## WHAT IS NEEDED
Locate the string "icon" in the records below. Copy every line where it occurs.

App and web page records
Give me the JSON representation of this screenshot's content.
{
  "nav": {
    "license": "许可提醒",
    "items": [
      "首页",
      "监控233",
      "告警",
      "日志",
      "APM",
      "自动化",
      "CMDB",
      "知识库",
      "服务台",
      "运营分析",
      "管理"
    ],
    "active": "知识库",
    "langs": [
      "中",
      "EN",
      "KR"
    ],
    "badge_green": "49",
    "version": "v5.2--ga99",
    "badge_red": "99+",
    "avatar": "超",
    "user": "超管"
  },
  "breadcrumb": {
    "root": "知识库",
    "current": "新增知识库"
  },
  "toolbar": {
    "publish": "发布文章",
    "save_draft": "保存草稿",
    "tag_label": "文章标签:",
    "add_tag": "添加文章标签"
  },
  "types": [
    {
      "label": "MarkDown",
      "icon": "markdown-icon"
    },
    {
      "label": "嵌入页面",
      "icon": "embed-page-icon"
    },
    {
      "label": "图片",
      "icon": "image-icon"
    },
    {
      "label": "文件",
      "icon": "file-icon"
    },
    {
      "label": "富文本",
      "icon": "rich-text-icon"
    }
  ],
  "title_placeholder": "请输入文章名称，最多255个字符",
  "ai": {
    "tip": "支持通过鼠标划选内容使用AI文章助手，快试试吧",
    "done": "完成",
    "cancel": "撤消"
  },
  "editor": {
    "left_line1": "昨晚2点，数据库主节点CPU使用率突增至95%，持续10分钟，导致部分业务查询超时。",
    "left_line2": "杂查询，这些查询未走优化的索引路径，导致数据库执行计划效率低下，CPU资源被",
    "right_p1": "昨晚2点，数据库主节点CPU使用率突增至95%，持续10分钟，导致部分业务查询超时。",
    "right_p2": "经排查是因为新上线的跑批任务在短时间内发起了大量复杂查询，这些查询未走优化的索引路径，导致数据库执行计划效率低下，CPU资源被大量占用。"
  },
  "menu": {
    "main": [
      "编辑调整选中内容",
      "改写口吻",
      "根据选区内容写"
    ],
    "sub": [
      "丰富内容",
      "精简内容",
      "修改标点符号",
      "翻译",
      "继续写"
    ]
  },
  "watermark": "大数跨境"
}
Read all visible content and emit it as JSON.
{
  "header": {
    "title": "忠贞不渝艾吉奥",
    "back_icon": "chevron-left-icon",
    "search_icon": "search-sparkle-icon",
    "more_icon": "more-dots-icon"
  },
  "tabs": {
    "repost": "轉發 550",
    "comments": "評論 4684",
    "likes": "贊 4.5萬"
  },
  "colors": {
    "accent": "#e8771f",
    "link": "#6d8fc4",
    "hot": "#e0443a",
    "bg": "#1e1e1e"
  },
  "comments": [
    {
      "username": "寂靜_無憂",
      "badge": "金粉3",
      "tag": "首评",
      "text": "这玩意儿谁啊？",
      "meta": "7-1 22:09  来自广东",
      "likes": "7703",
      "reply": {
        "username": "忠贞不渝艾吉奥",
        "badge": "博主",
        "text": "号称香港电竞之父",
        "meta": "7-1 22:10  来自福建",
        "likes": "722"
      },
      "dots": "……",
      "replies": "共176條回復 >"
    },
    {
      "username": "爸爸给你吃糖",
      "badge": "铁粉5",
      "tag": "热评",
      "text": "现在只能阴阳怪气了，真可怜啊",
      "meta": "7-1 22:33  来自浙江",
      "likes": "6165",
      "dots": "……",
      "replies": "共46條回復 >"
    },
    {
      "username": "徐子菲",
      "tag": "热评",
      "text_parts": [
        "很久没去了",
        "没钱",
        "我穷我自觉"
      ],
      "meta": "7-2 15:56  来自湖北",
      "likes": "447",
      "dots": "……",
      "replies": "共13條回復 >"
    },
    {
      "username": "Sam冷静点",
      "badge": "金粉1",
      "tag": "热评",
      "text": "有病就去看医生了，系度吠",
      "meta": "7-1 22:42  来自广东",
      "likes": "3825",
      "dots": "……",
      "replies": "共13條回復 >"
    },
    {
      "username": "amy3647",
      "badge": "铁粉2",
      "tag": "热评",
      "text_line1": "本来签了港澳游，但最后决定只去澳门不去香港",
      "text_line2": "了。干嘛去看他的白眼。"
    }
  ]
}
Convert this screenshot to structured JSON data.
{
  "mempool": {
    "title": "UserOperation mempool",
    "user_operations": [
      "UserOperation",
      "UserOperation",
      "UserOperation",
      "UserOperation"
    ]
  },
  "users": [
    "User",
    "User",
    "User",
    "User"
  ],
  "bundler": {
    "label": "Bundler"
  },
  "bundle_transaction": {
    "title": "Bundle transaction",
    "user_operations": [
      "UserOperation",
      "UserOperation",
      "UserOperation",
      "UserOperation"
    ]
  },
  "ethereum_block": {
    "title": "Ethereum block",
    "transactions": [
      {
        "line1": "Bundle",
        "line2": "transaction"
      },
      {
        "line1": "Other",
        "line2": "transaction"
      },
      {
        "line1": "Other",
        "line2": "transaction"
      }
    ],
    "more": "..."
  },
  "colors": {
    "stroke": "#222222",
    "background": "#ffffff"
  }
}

## EXERCISE OUTPUT
      "icon": "markdown-icon"
      "icon": "embed-page-icon"
      "icon": "image-icon"
      "icon": "file-icon"
      "icon": "rich-text-icon"
    "back_icon": "chevron-left-icon",
    "search_icon": "search-sparkle-icon",
    "more_icon": "more-dots-icon"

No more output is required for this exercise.